Many of us receive labels that define who we are early on in life. These labels can be given to us by our parents, teachers, coaches, or even our friends.
There are good labels: friend, daughter, sister, student, etc…
And then there are the not so good labels: short, fat, skinny, dumb, know-it-all, etc..
I believe that some labels can be more harmful than good, especially when it comes to our children.
In one of my psychology classes, I learned to never label your client unless they had a serious medical condition.
((Ok, I am aware that I have already lost half of you, and the rest are probably rolling your eyes because it seems like that is all medical health professionals seem to do nowadays but hear me out…))
People can feel depressed and even be depressed because life happens… But it is completely different to be a depressive person or suffer from depression.
Some people do clinically suffer from serious mental health illnesses (e.g. depression) even when nothing seems to be happening to produce those feelings. There is a neurological explanation for all of this, but that is not what this post is about.
Because of this, we are taught to stay away from labeling our clients because even though they might be experiencing depression due to a life circumstance, such as getting laid off, that feeling is not permanent and it does not describe who they are as a person.
I learned to stay away from placing labels on my clients because labels stick.
This brought me to the conclusion that we need to be careful how we label our children.
He is my silly child.
She is my artist.
He is the wild one.
She is my serious child.
He is my athletic one.
She is the smart one.
These are just a few of the many labels I have heard other parent’s say about their children.
Again, labels stick.
Even when you think children aren’t listening and you are talking to a friend about your “wild child”, they hear every word and they grow up living life according to that label.
Children are extremely influenced by their parents behaviors, thoughts, actions, and words.
So when their parents or someone close to them tells them who they are (e.g. “athletic one” or “smart one”) they take on that role given to them and have a hard time being more than that one label that described them in that moment.
However true one label might seems to describe your child, it is not who they are.
I have to catch myself with Keo because as of right now, he loves attention and he loves to make people smile and laugh.

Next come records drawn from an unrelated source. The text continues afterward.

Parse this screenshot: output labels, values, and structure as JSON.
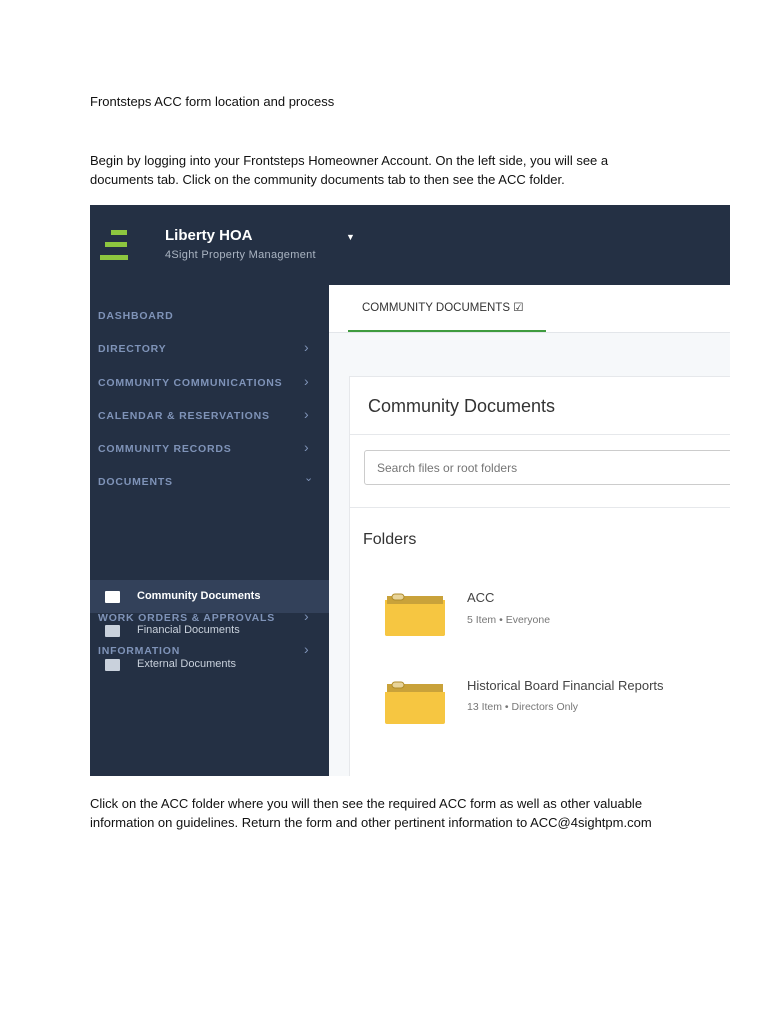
{
  "doc": {
    "heading": "Frontsteps ACC form location and process",
    "para1_line1": "Begin by logging into your Frontsteps Homeowner Account.  On the left side, you will see a",
    "para1_line2": "documents tab.  Click on the community documents tab to then see the ACC folder.",
    "para2_line1": "Click on the ACC folder where you will then see the required ACC form as well as other valuable",
    "para2_line2": "information on guidelines.  Return the form and other pertinent information to ACC@4sightpm.com"
  },
  "app": {
    "title": "Liberty HOA",
    "subtitle": "4Sight Property Management",
    "accent": "#8dc63f"
  },
  "sidebar": {
    "items": [
      {
        "label": "DASHBOARD"
      },
      {
        "label": "DIRECTORY"
      },
      {
        "label": "COMMUNITY COMMUNICATIONS"
      },
      {
        "label": "CALENDAR & RESERVATIONS"
      },
      {
        "label": "COMMUNITY RECORDS"
      },
      {
        "label": "DOCUMENTS"
      },
      {
        "label": "WORK ORDERS & APPROVALS"
      },
      {
        "label": "INFORMATION"
      }
    ],
    "sub_items": [
      {
        "label": "Community Documents"
      },
      {
        "label": "Financial Documents"
      },
      {
        "label": "External Documents"
      }
    ]
  },
  "main": {
    "tab": "COMMUNITY DOCUMENTS",
    "title": "Community Documents",
    "search_placeholder": "Search files or root folders",
    "folders_heading": "Folders",
    "folders": [
      {
        "name": "ACC",
        "meta": "5 Item • Everyone"
      },
      {
        "name": "Historical Board Financial Reports",
        "meta": "13 Item • Directors Only"
      }
    ]
  }
}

He will do just about anything to make you laugh.
It would be easy to label him as my silly child, but he is more than that one label.
There are times when he is a goofball, and times when he is so incredibly serious.
He is extremely shy when he doesn’t know you, but once he does, you are his best friend.
He learned to walk at 10 months old, then he walked while kicking a ball at 11 months, but that doesn’t make him my “athletic one” even if he does grow up to be good in sports.
If I am taught not to give adults labels because they stick and tend to create negative impacts on their life, which ultimately results in them leaving your office and living their life according to that label, how much more true is that for our children?
As always, I can only speak from my experiences.
I had my own label growing up and it described my character pretty well, but it wasn’t who I was.
It was until I became an adult when I realized that I could be more than that one label that only described a portion of who I was.
If you feel the need to label your children, label them will love and positive affirmations that will stick to them in a positive way and help them become an even better version of themselves.
The next time you feel yourself wanting to say something like “he is my silly child”, try saying something more like: he likes to be silly or he can be silly. Because you are describing their behavior of the moment and not who they are.
Don’t tell them who they are with your one label because they are so much more than that.